> _ASSIGNED TASK_: Collect each line of the entries that holds the string "code".

> _INFORMATION SHOWN_:
++++++++

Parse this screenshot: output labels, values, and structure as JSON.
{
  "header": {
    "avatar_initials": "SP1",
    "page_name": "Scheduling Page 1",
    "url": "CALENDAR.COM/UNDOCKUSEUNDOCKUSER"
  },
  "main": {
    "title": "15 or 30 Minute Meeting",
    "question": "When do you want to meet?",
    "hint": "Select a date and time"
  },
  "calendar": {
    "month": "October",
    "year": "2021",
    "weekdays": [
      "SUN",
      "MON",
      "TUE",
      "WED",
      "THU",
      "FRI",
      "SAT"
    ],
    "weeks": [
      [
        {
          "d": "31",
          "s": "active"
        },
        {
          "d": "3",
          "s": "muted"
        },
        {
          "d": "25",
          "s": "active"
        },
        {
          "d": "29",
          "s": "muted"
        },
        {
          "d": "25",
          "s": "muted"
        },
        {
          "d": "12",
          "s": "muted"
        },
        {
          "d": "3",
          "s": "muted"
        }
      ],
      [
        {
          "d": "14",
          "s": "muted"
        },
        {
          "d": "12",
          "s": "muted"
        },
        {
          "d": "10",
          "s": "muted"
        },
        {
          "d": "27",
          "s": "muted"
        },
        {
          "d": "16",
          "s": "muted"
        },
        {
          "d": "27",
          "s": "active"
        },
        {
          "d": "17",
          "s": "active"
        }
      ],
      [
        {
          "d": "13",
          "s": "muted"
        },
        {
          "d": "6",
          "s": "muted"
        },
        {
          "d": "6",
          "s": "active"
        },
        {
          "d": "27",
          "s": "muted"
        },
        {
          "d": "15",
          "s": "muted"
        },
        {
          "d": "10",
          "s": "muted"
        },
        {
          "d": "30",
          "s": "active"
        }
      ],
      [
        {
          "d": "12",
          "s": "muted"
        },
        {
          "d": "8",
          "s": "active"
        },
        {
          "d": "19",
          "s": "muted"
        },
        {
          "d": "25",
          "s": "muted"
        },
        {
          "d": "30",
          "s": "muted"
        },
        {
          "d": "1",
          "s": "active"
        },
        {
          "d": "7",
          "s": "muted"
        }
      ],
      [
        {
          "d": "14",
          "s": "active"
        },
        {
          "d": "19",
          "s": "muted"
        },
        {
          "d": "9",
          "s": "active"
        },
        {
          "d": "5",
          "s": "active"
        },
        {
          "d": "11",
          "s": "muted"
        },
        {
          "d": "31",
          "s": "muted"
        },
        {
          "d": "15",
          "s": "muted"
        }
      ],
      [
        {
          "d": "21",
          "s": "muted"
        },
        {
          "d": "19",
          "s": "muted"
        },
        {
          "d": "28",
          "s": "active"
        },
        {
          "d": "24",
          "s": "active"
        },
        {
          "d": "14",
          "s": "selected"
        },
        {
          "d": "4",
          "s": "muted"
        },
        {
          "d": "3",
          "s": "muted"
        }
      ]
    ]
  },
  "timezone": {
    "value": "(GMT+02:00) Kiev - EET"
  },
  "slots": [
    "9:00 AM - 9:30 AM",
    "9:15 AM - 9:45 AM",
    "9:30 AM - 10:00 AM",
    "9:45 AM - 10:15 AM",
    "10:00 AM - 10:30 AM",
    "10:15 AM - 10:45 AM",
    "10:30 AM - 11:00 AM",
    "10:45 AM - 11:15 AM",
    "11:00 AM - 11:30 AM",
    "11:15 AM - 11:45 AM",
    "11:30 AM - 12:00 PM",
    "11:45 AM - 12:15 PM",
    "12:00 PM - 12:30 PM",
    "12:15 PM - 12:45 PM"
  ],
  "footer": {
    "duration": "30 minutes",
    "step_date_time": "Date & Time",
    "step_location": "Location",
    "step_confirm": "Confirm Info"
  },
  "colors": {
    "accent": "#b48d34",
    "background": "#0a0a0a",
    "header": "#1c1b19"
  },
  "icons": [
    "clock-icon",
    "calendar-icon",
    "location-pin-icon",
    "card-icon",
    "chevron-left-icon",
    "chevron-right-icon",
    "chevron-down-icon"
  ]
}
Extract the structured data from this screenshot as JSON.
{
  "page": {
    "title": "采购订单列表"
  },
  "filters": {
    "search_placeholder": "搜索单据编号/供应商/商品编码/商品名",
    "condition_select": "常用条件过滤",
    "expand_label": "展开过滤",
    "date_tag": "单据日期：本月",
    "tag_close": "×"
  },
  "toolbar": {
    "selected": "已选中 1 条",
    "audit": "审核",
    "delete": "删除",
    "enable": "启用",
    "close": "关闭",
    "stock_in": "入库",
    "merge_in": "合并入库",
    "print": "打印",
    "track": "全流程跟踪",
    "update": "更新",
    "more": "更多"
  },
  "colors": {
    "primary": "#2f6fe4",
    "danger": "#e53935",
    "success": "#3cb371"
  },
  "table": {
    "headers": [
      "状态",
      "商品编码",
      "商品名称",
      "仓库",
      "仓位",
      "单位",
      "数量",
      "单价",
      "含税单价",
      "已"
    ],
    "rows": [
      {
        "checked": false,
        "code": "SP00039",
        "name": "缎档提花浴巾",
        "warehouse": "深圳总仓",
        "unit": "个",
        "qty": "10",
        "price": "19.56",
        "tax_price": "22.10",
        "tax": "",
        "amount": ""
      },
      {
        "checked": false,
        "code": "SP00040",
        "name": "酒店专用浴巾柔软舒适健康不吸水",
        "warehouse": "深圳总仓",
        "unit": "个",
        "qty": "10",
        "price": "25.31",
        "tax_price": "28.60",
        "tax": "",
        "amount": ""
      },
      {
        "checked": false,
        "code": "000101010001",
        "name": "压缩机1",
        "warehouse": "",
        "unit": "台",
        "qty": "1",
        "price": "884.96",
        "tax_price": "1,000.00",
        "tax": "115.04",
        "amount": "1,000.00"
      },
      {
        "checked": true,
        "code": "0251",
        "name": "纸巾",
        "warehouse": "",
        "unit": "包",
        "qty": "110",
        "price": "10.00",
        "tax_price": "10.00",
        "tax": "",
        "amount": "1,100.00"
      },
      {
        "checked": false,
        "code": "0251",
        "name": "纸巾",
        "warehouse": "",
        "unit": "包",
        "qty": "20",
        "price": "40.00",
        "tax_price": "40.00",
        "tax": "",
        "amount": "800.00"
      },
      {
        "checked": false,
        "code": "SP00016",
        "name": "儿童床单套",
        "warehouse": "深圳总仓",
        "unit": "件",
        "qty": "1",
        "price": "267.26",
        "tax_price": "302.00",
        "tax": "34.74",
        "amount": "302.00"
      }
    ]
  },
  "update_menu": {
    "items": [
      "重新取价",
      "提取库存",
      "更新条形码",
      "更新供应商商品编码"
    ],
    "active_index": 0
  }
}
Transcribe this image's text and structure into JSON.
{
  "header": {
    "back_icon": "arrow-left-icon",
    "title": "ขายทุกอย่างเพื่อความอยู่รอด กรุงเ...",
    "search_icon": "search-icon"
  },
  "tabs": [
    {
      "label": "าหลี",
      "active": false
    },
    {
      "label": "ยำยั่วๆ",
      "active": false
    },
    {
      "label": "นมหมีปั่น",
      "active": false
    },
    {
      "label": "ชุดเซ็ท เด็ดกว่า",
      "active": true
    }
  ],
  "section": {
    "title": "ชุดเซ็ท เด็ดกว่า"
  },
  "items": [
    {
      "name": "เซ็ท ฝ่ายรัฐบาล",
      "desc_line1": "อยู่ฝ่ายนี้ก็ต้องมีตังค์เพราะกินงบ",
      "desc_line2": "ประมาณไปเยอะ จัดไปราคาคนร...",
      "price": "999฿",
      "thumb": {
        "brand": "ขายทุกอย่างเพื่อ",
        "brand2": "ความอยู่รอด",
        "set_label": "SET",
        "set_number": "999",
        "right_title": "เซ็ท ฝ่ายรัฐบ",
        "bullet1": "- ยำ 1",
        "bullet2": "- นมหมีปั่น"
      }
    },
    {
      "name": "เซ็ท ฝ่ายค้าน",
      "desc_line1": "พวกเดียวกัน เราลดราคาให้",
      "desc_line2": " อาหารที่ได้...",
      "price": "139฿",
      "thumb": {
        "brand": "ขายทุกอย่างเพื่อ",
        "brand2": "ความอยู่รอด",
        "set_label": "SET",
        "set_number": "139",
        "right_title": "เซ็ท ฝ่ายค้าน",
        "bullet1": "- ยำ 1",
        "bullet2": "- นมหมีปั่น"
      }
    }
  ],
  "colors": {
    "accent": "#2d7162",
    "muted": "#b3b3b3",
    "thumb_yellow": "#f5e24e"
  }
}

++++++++

> _WRITTEN SOLUTION_:
        "code": "SP00039",
        "code": "SP00040",
        "code": "000101010001",
        "code": "0251",
        "code": "0251",
        "code": "SP00016",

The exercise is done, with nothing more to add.